## ACTION ITEM
Repeat only what appears from the line containing "Serialize everything readable" through the last line of the listing below, exactly as written.

════════════════════

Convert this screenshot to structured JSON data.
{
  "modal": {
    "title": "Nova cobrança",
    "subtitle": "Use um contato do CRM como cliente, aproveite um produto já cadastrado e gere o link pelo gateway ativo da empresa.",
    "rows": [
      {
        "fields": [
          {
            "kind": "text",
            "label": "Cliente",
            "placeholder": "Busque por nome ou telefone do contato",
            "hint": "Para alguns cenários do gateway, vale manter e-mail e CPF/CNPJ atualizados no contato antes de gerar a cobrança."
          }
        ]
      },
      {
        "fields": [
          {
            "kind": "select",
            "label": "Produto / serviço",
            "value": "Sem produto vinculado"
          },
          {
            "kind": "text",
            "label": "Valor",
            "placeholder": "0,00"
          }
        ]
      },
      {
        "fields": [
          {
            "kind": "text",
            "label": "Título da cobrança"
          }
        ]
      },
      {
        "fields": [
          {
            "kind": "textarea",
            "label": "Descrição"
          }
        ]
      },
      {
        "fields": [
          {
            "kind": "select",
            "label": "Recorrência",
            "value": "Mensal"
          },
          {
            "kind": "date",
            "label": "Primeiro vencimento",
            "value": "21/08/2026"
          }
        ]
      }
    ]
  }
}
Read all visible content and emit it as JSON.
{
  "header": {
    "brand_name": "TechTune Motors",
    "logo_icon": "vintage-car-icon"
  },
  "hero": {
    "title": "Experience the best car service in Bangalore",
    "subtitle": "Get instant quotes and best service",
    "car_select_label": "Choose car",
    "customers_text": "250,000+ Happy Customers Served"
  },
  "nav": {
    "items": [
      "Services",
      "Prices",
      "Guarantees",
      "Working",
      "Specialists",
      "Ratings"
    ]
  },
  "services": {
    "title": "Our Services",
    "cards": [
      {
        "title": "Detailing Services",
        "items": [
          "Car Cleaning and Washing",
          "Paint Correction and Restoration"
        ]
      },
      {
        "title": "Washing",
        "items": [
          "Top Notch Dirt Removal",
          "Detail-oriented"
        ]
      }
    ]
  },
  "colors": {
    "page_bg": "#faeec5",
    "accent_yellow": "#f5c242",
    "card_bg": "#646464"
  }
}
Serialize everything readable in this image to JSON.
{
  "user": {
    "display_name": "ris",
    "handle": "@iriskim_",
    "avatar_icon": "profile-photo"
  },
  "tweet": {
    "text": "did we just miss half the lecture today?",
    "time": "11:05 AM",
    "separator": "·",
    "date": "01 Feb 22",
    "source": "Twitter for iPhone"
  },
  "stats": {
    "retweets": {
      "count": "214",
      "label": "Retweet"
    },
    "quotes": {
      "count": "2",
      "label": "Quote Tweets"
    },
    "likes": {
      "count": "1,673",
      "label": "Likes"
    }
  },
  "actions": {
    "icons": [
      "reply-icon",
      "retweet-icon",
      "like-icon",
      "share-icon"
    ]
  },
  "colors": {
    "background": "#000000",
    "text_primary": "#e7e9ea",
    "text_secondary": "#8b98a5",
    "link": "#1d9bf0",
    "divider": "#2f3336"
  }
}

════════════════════

## TASK ANSWER
Serialize everything readable in this image to JSON.
{
  "user": {
    "display_name": "ris",
    "handle": "@iriskim_",
    "avatar_icon": "profile-photo"
  },
  "tweet": {
    "text": "did we just miss half the lecture today?",
    "time": "11:05 AM",
    "separator": "·",
    "date": "01 Feb 22",
    "source": "Twitter for iPhone"
  },
  "stats": {
    "retweets": {
      "count": "214",
      "label": "Retweet"
    },
    "quotes": {
      "count": "2",
      "label": "Quote Tweets"
    },
    "likes": {
      "count": "1,673",
      "label": "Likes"
    }
  },
  "actions": {
    "icons": [
      "reply-icon",
      "retweet-icon",
      "like-icon",
      "share-icon"
    ]
  },
  "colors": {
    "background": "#000000",
    "text_primary": "#e7e9ea",
    "text_secondary": "#8b98a5",
    "link": "#1d9bf0",
    "divider": "#2f3336"
  }
}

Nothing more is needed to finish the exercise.